And though the Christmas season seems to hold claim to this treat, they are equally delicious enjoyed throughout the year in granolas, salads, etc. either fresh-from-frozen or dried.
You really can’t go wrong - Thank goodness they’re so healthy!
Besides our love of the crimson berry as a side-dish, cranberries have a long history of use in North America, having been used as food, as medicine, as a wound treatment, for natural red dye, as well as in ceremonies.
Nutritionally, cranberries are all-stars. They’re very low in calories (provided you’re not eating those sweetened with cane sugar), are an excellent source of vitamin C, and provide both soluble and insoluble fiber. Additionally, cranberries are a rich source of anthrocyanidins, which are the antioxidants that provide the red, blue and purple pigments to various fruits and vegetables (including blueberries, raspberries, beets, etc.).
The medicinal benefits imparted by cranberries are in large part well known and prescribed by Naturopaths and Herbalists on a regular basis.
The best-known application for this berry is against both Acute and Chronic Urinary Tract Infections (UTIs), both in terms of prevention and treatment.

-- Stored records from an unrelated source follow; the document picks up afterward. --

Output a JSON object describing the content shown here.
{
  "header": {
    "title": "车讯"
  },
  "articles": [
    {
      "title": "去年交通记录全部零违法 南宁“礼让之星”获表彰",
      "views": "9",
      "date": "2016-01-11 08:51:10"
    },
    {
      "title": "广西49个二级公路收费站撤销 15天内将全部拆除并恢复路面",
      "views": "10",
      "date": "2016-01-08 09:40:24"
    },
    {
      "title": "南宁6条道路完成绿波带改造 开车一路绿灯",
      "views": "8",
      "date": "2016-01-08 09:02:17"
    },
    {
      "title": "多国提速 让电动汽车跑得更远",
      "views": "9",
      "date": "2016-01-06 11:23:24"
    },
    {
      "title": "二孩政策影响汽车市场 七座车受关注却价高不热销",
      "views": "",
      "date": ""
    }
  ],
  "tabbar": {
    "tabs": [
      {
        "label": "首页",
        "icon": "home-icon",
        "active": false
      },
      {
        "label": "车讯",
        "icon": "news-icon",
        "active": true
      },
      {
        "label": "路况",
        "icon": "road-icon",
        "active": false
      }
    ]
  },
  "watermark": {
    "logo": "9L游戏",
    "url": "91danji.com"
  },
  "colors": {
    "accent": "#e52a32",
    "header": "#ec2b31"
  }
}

Proanthrocyanidins, one group of the anthrocyanidins, actually help prevent bacteria, including Escherichia coli (one of the more common pathogens involved in UTIs), from adhering to the walls of the bladder and urinary tract. If the bacteria cannot stick to the walls, they cannot break into the walls and establish themselves there, and will simply be washed away with the flow of urine. They also help to acidify urine, which makes for a less hospitable environment for any bacteria that may be present.
Cranberries are also known fro protecting against calcium-based kidney stones. This is due to its content of ‘Quinic acid’ – the component that acidifies urine. More acidic urine helps prevent calcium and phosphate ions from forming into stones.
A third benefit imparted by these little red gems is their high antioxidant value. The anthocyanidins provide exceptional antioxidant value (more than five times higher than broccoli), and cranberries have the highest amounts of these compounds as compared with most other fruit and vegetables. Antioxidants are well-known to be beneficial in the prevention of many diseases including Alzheimer’s dementia, cancers, cardiovascular disease and atherosclerosis, etc (Note: see my previous blog on the benefits of Antioxidants).
Cranberries, also known by the name Vaccinium macrocarpon, are actually native to North America, not to mention grown locally here on Vancouver Island, so by indulging in this healthy fruit, you’re supporting local farmers. Cranberries are part of the same family as Blueberries, and share many of the same health promoting characteristics. As for any fruit and vegetable, in order to obtain optimal health properties it’s important to select brightly coloured fruit – this contains the most anthrocyanidin pigments, therefore the highest level of antioxidants. Additionally, steer clear of the highly sweetened juices and cranberry preparations as they not only contain the lowest amounts of antioxidants (due to the excessive processing they typically undergo), but also the high sugar content will negate any benefit you hope to achieve.
Below is a tasty recipe incorporating vitamin rich, highly antioxidant fruit with warming-stimulating spices, which is perfect both as an everyday warming punch and Holiday Drink!
Hot Spiced Cranberry-Apple Punch
3 C Unsweetened Apple Juice
2 C Unsweetened Cranberry Juice
1 Orange, sliced
1 Lemon, sliced
¼ C Whole Cranberries
¼ C Honey
2-3 Cinnamon Sticks (+ 1 for each cup)
4 Whole Cloves
Pinch each of Allspice & Nutmeg
Note: **For an adult/Holiday versions, try either substituting Dry Red Wine for the apple juice or adding ¼-½ C Brandy
Ps: There are 2 more blogs with cranberry recipes in my website… can you find them?
Dr Katarine Holewa, ND